# Directions:
When a line below contains the string "this", show that line.

# The records:
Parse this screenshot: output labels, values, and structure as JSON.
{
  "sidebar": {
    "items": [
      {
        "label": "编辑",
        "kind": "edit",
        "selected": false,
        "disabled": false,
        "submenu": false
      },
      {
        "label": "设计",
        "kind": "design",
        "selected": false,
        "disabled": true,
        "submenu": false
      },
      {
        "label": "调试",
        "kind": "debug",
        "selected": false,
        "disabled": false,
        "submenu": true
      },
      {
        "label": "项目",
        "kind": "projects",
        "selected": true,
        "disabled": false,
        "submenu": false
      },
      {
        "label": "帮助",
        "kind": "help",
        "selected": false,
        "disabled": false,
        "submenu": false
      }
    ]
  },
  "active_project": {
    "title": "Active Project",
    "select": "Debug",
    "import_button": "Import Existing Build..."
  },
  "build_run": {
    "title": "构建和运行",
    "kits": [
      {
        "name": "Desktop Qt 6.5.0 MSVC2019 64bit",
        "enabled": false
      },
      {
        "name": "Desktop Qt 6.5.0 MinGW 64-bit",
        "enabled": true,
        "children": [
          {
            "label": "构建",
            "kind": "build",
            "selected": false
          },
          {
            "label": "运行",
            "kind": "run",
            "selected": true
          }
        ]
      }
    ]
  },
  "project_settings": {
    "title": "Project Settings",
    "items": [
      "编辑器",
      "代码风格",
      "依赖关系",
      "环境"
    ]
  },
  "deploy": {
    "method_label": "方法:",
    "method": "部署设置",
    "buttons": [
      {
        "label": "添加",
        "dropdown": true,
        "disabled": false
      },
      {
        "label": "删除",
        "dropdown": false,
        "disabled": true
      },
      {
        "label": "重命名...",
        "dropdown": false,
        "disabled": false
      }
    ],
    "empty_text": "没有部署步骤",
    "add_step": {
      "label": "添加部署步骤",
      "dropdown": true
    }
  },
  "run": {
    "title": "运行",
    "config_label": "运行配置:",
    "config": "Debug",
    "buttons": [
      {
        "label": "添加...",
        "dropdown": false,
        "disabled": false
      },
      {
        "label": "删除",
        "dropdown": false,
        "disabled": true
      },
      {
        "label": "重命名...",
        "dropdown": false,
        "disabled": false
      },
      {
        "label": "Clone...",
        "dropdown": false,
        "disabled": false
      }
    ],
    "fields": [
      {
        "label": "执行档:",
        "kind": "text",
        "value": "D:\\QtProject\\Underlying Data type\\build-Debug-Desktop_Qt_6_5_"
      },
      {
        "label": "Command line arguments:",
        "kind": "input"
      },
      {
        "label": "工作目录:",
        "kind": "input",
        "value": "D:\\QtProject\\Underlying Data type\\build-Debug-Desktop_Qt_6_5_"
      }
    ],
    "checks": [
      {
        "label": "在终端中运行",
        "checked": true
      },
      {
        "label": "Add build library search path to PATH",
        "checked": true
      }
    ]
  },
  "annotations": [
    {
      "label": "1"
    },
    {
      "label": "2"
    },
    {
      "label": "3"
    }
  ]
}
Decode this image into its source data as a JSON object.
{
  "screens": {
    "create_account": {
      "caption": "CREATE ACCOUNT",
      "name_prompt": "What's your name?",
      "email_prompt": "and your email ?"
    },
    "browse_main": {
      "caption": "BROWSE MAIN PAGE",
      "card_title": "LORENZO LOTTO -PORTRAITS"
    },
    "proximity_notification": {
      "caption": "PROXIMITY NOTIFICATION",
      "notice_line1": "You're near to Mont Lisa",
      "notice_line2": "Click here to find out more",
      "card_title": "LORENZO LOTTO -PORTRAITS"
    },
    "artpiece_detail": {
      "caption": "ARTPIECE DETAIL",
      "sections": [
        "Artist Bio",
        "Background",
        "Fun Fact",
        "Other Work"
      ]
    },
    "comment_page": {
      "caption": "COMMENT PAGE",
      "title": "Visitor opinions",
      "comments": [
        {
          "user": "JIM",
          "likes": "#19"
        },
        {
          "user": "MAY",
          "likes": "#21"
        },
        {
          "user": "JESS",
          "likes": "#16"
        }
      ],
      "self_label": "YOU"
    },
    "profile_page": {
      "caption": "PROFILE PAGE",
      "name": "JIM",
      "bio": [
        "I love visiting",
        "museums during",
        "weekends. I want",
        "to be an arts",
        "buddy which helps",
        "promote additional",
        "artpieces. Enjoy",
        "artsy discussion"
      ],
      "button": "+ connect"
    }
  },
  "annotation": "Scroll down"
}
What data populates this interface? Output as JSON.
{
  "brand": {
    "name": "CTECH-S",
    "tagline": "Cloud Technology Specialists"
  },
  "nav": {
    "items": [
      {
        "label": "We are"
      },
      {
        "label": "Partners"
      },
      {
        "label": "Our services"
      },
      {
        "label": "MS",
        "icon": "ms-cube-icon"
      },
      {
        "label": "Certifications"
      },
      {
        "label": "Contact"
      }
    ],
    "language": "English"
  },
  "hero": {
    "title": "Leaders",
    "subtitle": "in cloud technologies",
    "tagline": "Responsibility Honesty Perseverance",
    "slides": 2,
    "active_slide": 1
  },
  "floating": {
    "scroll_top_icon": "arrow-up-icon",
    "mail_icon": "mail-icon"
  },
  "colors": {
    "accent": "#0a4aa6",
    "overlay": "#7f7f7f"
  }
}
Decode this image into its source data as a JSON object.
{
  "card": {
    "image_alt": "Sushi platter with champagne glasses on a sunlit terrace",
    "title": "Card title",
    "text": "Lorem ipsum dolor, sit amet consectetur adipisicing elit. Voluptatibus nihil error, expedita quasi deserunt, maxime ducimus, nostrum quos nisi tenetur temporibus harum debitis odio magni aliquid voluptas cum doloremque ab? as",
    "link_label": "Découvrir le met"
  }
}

# Worked solution:
Parse this screenshot: output labels, values, and structure as JSON.
Decode this image into its source data as a JSON object.
What data populates this interface? Output as JSON.
Decode this image into its source data as a JSON object.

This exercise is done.